- A battery bank is built & incorporated.
- Existing starter & driving systems are connected.
- Turn the key, step on the gas pedal sending more energy to the electric motor, & thus more power to the drive system, which in return creates more speed, more acceleration.
- The system has normal automotive top speeds & acceleration, typical to the vehicle your modifying. If your top speed was 85 mph & your acceleration was 1 mile per min, then this will be what your left with after the conversion.
The methods are extremely simple, making the process possible for anyone, everyone, ANYWHERE.
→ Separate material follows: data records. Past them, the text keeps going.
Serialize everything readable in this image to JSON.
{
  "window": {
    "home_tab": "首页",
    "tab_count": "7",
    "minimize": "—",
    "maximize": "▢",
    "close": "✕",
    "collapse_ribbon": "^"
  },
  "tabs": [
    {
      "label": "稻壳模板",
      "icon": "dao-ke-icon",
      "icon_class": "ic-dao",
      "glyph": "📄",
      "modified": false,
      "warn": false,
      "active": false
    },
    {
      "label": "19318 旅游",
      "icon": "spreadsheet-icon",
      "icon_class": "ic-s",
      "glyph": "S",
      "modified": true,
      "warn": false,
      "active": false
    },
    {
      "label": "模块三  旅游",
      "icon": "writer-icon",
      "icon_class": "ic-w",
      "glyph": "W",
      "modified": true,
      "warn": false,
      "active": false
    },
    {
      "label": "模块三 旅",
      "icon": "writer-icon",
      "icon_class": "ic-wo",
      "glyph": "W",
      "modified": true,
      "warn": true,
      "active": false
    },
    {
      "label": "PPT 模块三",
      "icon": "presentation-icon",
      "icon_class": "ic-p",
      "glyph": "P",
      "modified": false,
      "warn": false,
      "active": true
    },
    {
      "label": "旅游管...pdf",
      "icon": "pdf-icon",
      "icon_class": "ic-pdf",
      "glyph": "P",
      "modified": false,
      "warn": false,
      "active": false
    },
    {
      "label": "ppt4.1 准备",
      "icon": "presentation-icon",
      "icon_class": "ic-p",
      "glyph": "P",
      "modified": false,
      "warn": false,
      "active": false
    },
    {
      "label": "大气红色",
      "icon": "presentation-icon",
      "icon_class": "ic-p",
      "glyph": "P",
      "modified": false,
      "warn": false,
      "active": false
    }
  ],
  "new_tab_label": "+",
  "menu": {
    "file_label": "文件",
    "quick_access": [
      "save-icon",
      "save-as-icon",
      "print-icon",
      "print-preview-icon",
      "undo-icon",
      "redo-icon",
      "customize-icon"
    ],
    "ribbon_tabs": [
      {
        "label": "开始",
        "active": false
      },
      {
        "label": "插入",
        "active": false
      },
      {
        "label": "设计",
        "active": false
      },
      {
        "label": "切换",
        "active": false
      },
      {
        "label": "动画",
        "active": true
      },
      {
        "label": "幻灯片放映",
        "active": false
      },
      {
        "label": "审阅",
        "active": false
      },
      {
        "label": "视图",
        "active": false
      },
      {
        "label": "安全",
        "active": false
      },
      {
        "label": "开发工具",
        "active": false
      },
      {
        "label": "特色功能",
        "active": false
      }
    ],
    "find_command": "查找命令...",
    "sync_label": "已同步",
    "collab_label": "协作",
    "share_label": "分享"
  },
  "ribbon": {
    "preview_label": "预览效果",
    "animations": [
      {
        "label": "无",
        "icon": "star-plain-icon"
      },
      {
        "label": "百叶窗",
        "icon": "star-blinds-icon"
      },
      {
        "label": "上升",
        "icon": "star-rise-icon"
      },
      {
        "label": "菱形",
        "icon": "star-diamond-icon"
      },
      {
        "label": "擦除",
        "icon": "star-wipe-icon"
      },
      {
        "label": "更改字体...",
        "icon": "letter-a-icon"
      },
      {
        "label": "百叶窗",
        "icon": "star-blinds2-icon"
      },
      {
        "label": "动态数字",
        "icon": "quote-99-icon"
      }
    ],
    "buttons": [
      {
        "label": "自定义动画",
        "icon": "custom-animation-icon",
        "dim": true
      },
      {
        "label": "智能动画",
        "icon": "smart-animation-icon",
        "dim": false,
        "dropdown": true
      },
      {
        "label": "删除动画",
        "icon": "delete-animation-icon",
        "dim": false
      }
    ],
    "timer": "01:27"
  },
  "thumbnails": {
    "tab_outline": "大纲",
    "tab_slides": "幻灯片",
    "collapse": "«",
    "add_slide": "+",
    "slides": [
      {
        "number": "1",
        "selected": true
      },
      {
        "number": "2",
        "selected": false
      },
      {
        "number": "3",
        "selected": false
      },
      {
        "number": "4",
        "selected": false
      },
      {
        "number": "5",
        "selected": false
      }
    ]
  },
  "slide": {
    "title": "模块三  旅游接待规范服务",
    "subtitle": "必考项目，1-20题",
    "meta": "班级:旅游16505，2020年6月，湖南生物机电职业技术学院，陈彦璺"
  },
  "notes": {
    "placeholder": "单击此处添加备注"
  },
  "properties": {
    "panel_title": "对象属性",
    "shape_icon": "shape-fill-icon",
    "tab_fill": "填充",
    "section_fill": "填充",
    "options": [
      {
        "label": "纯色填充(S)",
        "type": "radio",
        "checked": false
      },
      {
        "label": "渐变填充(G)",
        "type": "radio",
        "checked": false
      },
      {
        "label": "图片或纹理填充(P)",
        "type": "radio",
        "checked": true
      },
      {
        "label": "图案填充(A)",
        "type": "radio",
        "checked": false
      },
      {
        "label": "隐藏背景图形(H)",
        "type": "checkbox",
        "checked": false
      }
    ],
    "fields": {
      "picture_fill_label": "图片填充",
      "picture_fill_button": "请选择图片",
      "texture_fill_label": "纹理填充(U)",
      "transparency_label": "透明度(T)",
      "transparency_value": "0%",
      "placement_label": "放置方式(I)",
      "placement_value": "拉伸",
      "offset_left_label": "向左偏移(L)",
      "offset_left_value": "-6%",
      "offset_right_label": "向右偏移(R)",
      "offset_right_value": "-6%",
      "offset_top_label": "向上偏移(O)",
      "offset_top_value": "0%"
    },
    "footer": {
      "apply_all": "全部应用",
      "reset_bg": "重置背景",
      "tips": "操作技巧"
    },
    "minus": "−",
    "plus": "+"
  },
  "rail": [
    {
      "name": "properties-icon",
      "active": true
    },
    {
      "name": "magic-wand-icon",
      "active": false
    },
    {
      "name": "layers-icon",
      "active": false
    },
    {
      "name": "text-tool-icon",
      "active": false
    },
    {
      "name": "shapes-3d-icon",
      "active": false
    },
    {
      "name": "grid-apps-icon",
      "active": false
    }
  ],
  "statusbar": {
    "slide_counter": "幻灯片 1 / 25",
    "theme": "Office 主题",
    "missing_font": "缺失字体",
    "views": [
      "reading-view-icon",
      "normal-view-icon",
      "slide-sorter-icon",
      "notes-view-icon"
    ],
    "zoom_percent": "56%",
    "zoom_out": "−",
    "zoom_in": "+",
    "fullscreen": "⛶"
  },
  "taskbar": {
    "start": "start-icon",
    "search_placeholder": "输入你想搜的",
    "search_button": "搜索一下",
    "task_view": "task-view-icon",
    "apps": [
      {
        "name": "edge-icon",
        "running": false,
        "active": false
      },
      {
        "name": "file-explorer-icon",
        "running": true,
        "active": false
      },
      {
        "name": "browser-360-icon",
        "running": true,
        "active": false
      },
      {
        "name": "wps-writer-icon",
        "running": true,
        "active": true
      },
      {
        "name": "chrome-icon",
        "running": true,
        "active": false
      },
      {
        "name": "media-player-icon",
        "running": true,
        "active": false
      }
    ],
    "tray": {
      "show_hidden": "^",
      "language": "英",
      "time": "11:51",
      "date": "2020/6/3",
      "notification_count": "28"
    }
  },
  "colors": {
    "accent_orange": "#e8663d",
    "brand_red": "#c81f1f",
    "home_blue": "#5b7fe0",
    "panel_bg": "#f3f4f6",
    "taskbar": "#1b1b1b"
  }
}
Typical tools, hardware & supplies are used, making access to parts available for all.
Electric Conversions can be easily accomplished in ANY model vehicle, even tractors, Generators, types of machinery, etc.
Project lengths range from 1 day to 1 month.
If you’re interested I wrote a guide on it which is available at www agua-luna com
My last EV conversion ran me about $1400. Everything is available online. Here’s a list of what you'd need...
Advanced DC Motor
The motor is an 8" Advanced DC series-wound motor. It weighs 107 pounds & is rated at 68 peak horsepower. These motors are available in several sizes.
The adaptor plate mates the motor to the transmission. It is constructed of 1/2 inch aluminum & is pre-drilled with bolt hole patterns for both the motor & transmission. An aluminum spacer is also used for proper spacing between the shafts of the transmission & motor. Adaptor plates are available for many cars.
DC Motor Controller
The controller regulates current going to the motor. It is a solid-state device that uses a pulse width modulator (PWM) that sends short bursts of current to the motor at a rate of 15 kHz. Controllers are available from both Curtis & DCP.
The potbox is a 5K ohm throttle between the controller & the accelerator, similar to the way a sewing machine pedal works. The potbox's lever arm is attached to the existing accelerator cable.
An electric relay that serves the same purpose as the ignition switch in a gas car. When the key is turned to the start position, the contactor closes the circuit to allow current to flow to the controller.
A safety device that shuts down power for servicing or during an emergency. The circuit breaker is installed under the hood & can be switched both off & on from the drivers seat with an extension or cable.
The main fuse protect the system from high voltage spikes. A fuse should be installed at each battery box or group of batteries.
A shunt is placed in series within the wiring as a means to connect meters. Shunts are available in different sizes for both high & low power configurations.
A relay that keeps the circuit open so nobody will inadvertently drive off with the charge cord plugged into the car.
The DC/DC converter is similar in function to a gas car's alternator. It charges the 12 volt accessory battery by chopping voltage from the main battery pack down to 13.5 volts.
Hope this helped, feel free to contact me personally if you have any questions if you’d like assistance in making your first self sufficient steps, I’m willing to walk you step by step threw the process. I’ve written several how-to DIY guides available at www agua-luna com on the subject. I also offer online & on-site workshops, seminars & internships to help others help the environment.
- fredLv 61 decade ago
join a local group who can advise you.
there are several yahoo groups, pick one for your country.
If you are at school then they can run a project. http://www.greenpower.co.uk/about/
It depends on what your skills are, what resources you have and what you want to achieve - only you can answer all that
- awesomobobLv 41 decade ago
are you GM?